● **EXERCISE**:
Skip the pictures. Copy all the rest of the records down exactly.

● **DATASET CONTENT**:

▼

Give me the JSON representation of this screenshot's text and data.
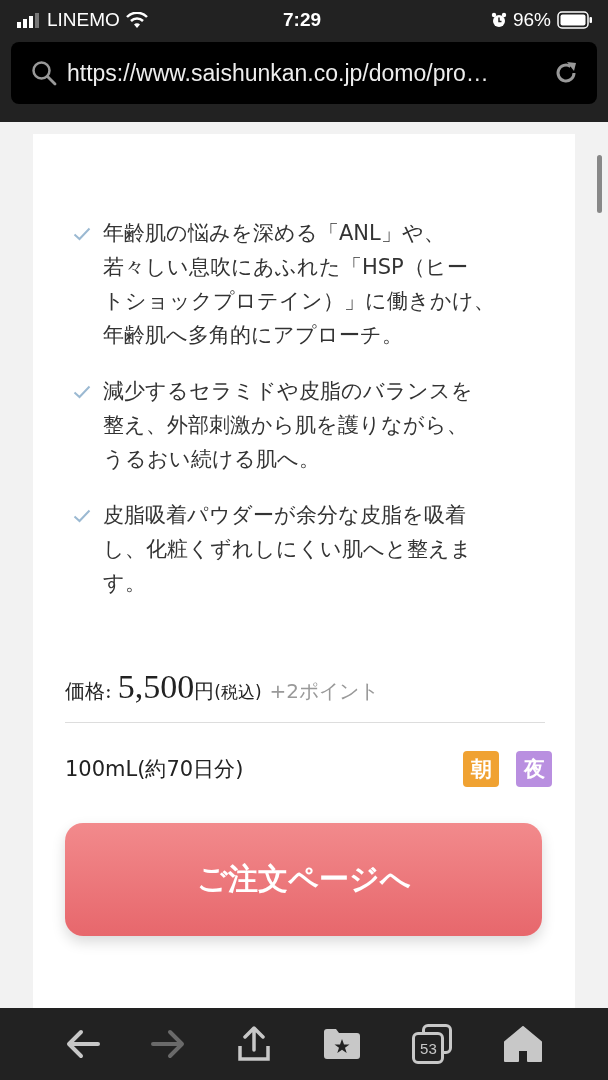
{
  "status_bar": {
    "carrier": "LINEMO",
    "time": "7:29",
    "battery": "96%"
  },
  "address_bar": {
    "url": "https://www.saishunkan.co.jp/domo/pro…"
  },
  "features": [
    {
      "lines": [
        "年齢肌の悩みを深める「ANL」や、",
        "若々しい息吹にあふれた「HSP（ヒー",
        "トショックプロテイン）」に働きかけ、",
        "年齢肌へ多角的にアプローチ。"
      ]
    },
    {
      "lines": [
        "減少するセラミドや皮脂のバランスを",
        "整え、外部刺激から肌を護りながら、",
        "うるおい続ける肌へ。"
      ]
    },
    {
      "lines": [
        "皮脂吸着パウダーが余分な皮脂を吸着",
        "し、化粧くずれしにくい肌へと整えま",
        "す。"
      ]
    }
  ],
  "price": {
    "label": "価格:",
    "amount": "5,500",
    "currency": "円",
    "tax": "(税込)",
    "points": "+2ポイント"
  },
  "volume": "100mL(約70日分)",
  "badges": [
    {
      "label": "朝",
      "color": "#f0a232"
    },
    {
      "label": "夜",
      "color": "#b98fe0"
    }
  ],
  "order_button": "ご注文ページへ",
  "toolbar": {
    "back_disabled": false,
    "forward_disabled": true,
    "tab_count": "53"
  }
}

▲

● **SOLUTION**:
Give me the JSON representation of this screenshot's text and data.
{
  "status_bar": {
    "carrier": "LINEMO",
    "time": "7:29",
    "battery": "96%"
  },
  "address_bar": {
    "url": "https://www.saishunkan.co.jp/domo/pro…"
  },
  "features": [
    {
      "lines": [
        "年齢肌の悩みを深める「ANL」や、",
        "若々しい息吹にあふれた「HSP（ヒー",
        "トショックプロテイン）」に働きかけ、",
        "年齢肌へ多角的にアプローチ。"
      ]
    },
    {
      "lines": [
        "減少するセラミドや皮脂のバランスを",
        "整え、外部刺激から肌を護りながら、",
        "うるおい続ける肌へ。"
      ]
    },
    {
      "lines": [
        "皮脂吸着パウダーが余分な皮脂を吸着",
        "し、化粧くずれしにくい肌へと整えま",
        "す。"
      ]
    }
  ],
  "price": {
    "label": "価格:",
    "amount": "5,500",
    "currency": "円",
    "tax": "(税込)",
    "points": "+2ポイント"
  },
  "volume": "100mL(約70日分)",
  "badges": [
    {
      "label": "朝",
      "color": "#f0a232"
    },
    {
      "label": "夜",
      "color": "#b98fe0"
    }
  ],
  "order_button": "ご注文ページへ",
  "toolbar": {
    "back_disabled": false,
    "forward_disabled": true,
    "tab_count": "53"
  }
}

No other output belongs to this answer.